To know me is to know my passion for the environment, and especially the ocean.
In my personal life, and through my work with Georgia Strait Alliance, I have dedicated myself primarily to two environmental issues closest to my heart: removing harmful open net-cage salmon farms from wild salmon migration routes, and protecting the ocean from fossil fuels.
So when I learned that a salmon farm had spilled diesel right in the heart of my favourite place on Earth, I took it like a sucker-punch to the gut. My vision blurred, I couldn’t breath, and a deep sob wracked my body. It was as if all of my worlds collided in the worst possible way.
Reports are that a diesel pump was left on overnight, only shut off early in the morning of March 5th. This unthinkable tragedy took place in the Broughton Archipelago, a place I used to call home. It didn’t happen just anywhere in the Broughton, but the Burdwood Islands, a small and achingly beautiful group of islands and islets nestled amongst Gilford, Baker and Broughton Islands, and the mainland. And it has happened as juvenile salmon are beginning to pour out from the rivers, and the herring will soon spawn.
These waters were my childhood playground where I grew up camping, picnicking and fishing. Echo Bay Elementary, our one room school, took us on field trips here. I clambered over the rocks and daydreamed in the sun, and rain, and fog here. I harvested wild onions and sea asparagus here. I drifted in my row boat here. I explored the tide pools teeming with life here. I kayaked here. I skinny-dipped with my closest friends here. I return to heal here.

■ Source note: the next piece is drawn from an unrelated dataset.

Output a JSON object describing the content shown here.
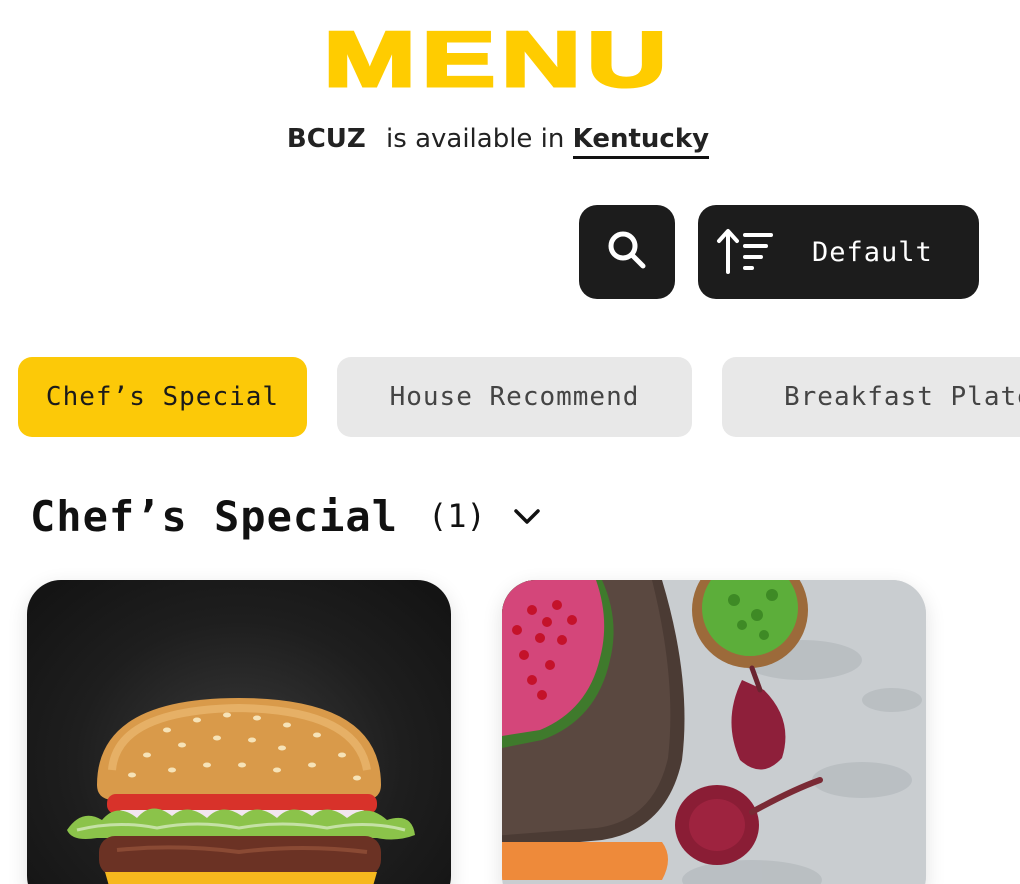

I have marveled at the clamshell beaches underfoot that have been a food source for the local First Nations for thousands of years…a people who do not consent to these fish farms in their territory.
The science, the waters, and the First Nations of this place tell us clearly – salmon farms should not be here in the first place. These farms spill parasites and viruses into the path of migrating wild salmon, they cause the death of marine mammals, they discharge waste that damages the sea floor and clam beds, they release toxins from their equipment and the drugs that they feed to the salmon. There are already so many reasons to demand that the nets from this industry be taken out of these waters; we now have one more…

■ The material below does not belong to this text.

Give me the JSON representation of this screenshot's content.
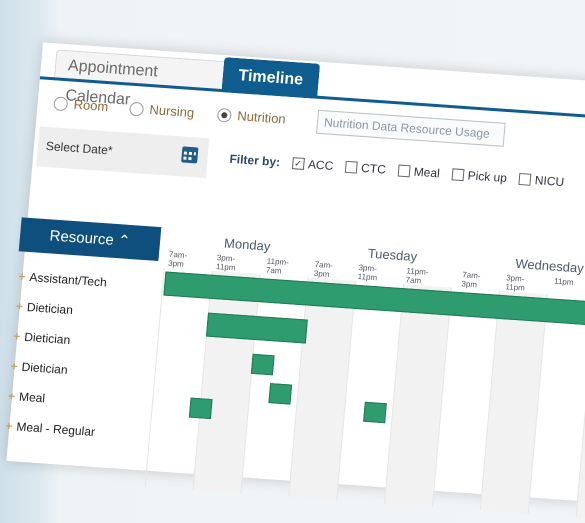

Now they’ve spilled their diesel here…in the most precious place on earth.